Start of RECORDS PROVIDED
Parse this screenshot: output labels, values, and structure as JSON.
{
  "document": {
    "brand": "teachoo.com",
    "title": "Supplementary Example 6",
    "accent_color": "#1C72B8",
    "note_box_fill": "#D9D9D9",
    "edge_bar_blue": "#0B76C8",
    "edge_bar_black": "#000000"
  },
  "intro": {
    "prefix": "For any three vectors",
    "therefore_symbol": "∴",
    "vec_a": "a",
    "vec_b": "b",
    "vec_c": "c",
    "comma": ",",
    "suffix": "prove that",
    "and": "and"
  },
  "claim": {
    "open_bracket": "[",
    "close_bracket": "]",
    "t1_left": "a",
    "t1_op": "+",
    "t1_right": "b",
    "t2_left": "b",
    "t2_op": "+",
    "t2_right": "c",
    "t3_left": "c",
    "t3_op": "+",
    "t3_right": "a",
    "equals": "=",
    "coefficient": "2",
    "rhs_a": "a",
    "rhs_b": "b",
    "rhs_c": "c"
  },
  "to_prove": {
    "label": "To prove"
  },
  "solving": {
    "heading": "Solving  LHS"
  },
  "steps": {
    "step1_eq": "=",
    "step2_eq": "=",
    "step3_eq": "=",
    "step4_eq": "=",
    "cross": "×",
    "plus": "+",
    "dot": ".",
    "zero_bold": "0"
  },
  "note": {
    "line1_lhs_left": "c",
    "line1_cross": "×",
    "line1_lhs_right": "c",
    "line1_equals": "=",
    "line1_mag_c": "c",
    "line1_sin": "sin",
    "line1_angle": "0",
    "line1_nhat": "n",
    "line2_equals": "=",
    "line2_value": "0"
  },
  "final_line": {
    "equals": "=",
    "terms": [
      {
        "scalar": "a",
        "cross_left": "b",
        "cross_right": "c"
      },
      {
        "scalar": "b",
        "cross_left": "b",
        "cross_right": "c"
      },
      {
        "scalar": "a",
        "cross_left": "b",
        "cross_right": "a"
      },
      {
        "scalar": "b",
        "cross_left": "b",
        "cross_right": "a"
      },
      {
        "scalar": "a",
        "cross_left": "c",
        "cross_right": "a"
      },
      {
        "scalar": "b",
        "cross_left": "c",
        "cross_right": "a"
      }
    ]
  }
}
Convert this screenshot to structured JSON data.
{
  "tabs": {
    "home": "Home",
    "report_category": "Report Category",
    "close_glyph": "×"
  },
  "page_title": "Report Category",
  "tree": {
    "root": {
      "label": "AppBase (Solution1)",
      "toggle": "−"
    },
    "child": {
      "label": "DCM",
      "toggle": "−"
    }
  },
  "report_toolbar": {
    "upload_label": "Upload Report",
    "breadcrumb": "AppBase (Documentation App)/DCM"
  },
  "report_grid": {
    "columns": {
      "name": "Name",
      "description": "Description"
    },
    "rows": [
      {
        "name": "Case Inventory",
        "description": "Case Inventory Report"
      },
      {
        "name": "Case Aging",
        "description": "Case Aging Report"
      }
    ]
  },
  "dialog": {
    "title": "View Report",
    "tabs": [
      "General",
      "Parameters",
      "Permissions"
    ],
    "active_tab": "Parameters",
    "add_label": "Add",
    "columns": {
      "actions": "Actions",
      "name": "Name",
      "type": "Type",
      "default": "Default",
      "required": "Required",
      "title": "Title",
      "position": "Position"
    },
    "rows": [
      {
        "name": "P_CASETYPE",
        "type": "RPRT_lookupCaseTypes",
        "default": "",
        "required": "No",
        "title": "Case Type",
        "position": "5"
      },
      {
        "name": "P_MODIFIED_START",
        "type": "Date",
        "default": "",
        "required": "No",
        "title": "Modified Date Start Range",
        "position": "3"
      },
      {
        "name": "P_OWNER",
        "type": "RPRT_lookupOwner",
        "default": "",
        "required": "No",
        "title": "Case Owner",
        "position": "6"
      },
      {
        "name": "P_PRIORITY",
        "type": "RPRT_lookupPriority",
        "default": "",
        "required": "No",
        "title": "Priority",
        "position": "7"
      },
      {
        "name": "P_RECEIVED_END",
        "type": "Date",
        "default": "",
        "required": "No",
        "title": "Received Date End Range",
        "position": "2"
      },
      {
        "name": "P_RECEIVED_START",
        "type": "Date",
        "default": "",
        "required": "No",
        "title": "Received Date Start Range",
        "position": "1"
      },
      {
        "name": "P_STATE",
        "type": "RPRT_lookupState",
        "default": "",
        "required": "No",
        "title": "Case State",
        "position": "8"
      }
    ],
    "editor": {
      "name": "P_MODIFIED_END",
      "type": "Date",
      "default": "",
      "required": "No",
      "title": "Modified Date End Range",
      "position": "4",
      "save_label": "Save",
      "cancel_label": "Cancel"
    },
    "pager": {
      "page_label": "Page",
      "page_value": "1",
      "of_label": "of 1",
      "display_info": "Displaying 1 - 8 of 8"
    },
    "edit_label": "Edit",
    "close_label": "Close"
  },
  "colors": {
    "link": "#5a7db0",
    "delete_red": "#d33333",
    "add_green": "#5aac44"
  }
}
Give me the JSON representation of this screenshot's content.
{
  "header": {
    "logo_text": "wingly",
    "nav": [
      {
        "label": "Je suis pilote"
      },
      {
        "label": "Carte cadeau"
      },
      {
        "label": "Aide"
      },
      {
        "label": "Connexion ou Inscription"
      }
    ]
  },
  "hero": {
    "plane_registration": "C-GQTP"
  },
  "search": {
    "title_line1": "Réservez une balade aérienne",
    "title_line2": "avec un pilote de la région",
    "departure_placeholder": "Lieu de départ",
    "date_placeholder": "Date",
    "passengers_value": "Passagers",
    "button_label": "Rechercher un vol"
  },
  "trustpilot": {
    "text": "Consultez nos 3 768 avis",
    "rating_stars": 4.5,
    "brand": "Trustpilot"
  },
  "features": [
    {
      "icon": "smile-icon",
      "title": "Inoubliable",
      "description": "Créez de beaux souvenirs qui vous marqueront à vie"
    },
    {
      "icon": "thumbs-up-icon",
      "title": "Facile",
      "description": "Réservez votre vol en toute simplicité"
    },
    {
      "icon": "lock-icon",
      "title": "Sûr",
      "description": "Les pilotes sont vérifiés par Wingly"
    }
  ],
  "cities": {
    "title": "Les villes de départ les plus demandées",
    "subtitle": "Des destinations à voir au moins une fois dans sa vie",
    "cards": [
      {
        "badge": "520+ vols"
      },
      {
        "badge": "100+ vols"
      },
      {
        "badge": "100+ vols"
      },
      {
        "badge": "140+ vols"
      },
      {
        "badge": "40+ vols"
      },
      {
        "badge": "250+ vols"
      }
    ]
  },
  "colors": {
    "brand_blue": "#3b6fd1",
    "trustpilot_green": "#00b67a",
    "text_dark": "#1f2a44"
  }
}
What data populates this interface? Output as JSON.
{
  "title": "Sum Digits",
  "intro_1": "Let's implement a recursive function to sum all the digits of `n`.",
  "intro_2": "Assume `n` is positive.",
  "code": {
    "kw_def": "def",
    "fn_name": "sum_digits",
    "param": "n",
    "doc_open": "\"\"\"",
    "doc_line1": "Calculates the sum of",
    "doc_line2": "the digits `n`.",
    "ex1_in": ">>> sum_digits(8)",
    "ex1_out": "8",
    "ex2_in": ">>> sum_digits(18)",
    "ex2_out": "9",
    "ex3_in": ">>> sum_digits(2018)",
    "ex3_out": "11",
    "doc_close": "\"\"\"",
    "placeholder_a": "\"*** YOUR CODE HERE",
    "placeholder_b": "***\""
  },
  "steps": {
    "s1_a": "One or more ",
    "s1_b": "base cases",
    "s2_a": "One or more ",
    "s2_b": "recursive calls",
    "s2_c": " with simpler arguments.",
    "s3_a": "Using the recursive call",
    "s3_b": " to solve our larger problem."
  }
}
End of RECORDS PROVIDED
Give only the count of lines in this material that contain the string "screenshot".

3